Even as global population growth slows drastically, even as many nations are struggling with natural population declines, even as we live in a time of unbelievable wealth and prosperity, even with all of that, still people are concerned about overpopulation. It is a constant fear for many of us, although, ever since the fizzling of the population bomb, the overpopulation fear has had to move on from a fear of hunger and famine. The green revolution and improved agricultural efficiencies put paid to that.
Indeed, this piece at Vox from Lyman Stone last year, discusses the food production point very well indeed from a US perspective. How many people can the US feed? First, since a quarter of its food is sent for export, it could support about 25 percent more people just by consuming all its food domestically. If you assume that more people causes more land to move to food production (as farming becomes more profitable) and imports rise and agricultural innovation continues, then the US could support and feed substantially more than 25 percent more people on its current landmass (excluding Greenland).
Translated to the rest of the world, there is huge potential for increased food production elsewhere due to low levels of technological advancement and managerial expertise. And all of this is without even considering that roughly one-third of all food produced worldwide now is wasted in storage, delivery or by consumers.
Perhaps it is not surprising that food scarcity is not driving population panic anymore. Instead, climate change is the reason why we must all worry about too many people. That is why Megan and Harry announced they were only having two children for the sake of the planet before jetting off on private jets four times in 11 days. (Seriously, the more egregious this elite hypocrisy becomes the more I can empathise with the sans culottes.)

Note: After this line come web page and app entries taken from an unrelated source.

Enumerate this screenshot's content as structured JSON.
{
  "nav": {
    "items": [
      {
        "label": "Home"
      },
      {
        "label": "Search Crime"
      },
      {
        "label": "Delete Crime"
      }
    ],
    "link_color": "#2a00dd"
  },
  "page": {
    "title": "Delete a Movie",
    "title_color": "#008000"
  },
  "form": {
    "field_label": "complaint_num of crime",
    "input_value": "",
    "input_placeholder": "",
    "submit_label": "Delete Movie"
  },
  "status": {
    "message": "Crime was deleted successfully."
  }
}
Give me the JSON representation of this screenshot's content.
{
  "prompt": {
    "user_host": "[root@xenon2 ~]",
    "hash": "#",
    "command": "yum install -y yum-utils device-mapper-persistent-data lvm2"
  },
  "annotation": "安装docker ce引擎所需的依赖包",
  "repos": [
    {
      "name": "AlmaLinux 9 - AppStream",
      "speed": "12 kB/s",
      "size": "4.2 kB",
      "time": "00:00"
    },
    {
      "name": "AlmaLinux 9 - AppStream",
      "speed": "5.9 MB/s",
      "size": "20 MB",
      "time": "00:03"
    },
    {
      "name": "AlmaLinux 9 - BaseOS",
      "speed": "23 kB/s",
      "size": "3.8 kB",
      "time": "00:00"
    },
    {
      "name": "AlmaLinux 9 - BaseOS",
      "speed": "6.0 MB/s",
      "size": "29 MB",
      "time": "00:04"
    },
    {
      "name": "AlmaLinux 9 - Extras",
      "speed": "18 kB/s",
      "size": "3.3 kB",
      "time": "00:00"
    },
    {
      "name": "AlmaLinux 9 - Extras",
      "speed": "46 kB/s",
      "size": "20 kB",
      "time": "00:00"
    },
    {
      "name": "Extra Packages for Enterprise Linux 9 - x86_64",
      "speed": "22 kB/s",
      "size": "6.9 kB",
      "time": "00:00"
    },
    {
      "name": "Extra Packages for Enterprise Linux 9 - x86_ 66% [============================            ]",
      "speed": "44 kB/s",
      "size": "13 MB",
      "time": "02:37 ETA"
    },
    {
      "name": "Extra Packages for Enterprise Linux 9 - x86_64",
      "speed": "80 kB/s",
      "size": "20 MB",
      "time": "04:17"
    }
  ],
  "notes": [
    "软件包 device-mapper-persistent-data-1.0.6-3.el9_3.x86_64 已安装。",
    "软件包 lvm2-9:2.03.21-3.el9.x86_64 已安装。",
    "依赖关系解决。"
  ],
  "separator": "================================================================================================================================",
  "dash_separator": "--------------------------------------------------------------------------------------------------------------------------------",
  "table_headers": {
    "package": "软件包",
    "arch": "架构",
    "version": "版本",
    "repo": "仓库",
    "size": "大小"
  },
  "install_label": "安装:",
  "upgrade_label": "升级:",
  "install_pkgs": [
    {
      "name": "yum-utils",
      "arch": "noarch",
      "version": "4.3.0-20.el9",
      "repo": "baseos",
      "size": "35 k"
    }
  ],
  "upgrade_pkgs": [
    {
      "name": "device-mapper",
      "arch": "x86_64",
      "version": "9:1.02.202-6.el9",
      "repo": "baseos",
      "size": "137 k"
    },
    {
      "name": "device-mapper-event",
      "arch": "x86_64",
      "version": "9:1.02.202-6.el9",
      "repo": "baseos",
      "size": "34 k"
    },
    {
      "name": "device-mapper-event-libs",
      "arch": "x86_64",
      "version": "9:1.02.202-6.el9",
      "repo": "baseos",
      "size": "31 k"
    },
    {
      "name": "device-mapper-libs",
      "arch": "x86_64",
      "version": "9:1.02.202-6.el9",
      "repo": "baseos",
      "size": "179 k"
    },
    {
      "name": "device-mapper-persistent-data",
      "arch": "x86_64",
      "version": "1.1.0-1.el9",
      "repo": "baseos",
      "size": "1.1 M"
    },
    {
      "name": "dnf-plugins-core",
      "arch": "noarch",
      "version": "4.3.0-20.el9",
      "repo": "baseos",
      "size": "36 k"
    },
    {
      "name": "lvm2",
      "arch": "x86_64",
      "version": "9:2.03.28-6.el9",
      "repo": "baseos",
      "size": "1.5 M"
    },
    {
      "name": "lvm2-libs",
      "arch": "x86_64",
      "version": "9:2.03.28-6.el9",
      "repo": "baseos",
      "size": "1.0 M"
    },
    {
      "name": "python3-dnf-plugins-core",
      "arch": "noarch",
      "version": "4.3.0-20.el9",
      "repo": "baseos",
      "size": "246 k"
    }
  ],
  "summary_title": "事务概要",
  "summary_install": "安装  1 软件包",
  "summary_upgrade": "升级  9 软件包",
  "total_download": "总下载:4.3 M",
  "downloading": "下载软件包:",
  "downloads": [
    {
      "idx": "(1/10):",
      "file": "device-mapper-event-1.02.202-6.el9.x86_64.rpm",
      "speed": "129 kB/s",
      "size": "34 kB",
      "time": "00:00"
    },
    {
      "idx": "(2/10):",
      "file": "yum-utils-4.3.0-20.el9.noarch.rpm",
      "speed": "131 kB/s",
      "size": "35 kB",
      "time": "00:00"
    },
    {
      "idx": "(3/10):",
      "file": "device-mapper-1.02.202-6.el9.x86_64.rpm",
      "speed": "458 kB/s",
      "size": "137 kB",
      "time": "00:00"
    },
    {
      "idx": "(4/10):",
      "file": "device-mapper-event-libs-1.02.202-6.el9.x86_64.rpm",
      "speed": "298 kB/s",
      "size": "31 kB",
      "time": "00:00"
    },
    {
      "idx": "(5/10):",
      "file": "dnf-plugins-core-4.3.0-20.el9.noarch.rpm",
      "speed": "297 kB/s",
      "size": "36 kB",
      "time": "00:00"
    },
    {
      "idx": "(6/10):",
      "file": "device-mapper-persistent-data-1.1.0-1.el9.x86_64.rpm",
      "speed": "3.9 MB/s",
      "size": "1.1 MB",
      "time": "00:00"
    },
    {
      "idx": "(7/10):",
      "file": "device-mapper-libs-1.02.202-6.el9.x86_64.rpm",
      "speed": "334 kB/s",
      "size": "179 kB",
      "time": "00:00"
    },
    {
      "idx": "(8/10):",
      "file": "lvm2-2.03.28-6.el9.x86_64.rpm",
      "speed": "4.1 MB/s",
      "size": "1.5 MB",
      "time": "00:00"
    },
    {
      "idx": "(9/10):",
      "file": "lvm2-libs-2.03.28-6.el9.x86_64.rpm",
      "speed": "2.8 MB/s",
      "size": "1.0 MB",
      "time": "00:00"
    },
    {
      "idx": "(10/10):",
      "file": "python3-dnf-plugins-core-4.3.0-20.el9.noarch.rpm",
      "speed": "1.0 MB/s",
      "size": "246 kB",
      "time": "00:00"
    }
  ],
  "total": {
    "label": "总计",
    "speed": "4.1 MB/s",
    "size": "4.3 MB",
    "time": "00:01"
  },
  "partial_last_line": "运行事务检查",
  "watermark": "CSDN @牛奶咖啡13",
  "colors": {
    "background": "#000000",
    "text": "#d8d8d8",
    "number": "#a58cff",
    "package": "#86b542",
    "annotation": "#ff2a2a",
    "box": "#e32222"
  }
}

But, according to Stone, no amount of population control would achieve the goals of less than two degrees Celsius temperature increase or even the 2.5-2.7 degrees increase committed to by the Paris agreement. One trouble is that as fertility declines, GDP per capita increases as families invest more in human capital for each child. And as GDP per capita increases, so do emissions. The final variable is the emissions per dollar of GDP. However:
“even if we combine lower fertility, more efficient technology and lower economic growth … by the 2030s we are once again overshooting necessary emissions. In other words, this entire exercise is hopeless within current technological constraints.”
The only hope, says Stone, is for a “quantum-leap breakthrough in carbon efficiency – beyond what we observe in even very carbon-efficient economies”. A reduction in fertility by itself won’t make a serious dent in our emissions. And this is without considering the fact that as people have fewer children, they tend to increase their emissions through consumption – like more vacations overseas (ahem, Megan and Harry!) Thus, while lower fertility will reduce emissions longterm, in the short term lower fertility probably has no net effect. Thus, keeping the US population at 325 million (presumably only achievable through strict anti-immigration laws and draconian population control policies) would produce at best a marginal change in global emission. However, lowering US carbon intensity by about a third (to Germany’s level) would have a bigger impact than “preventing 100 million Americans from existing”.
In short, population control seems like the easy solution to climate change (it sure beats changing our emission-heavy lifestyles!) but in reality it has a marginal impact, certainly when compared with changing carbon intensity per dollar of GDP. And at what cost in human suffering would that marginal impact be bought?
Marcus Roberts is co-editor of Demography is Destiny, MercatorNet's blog on population issues.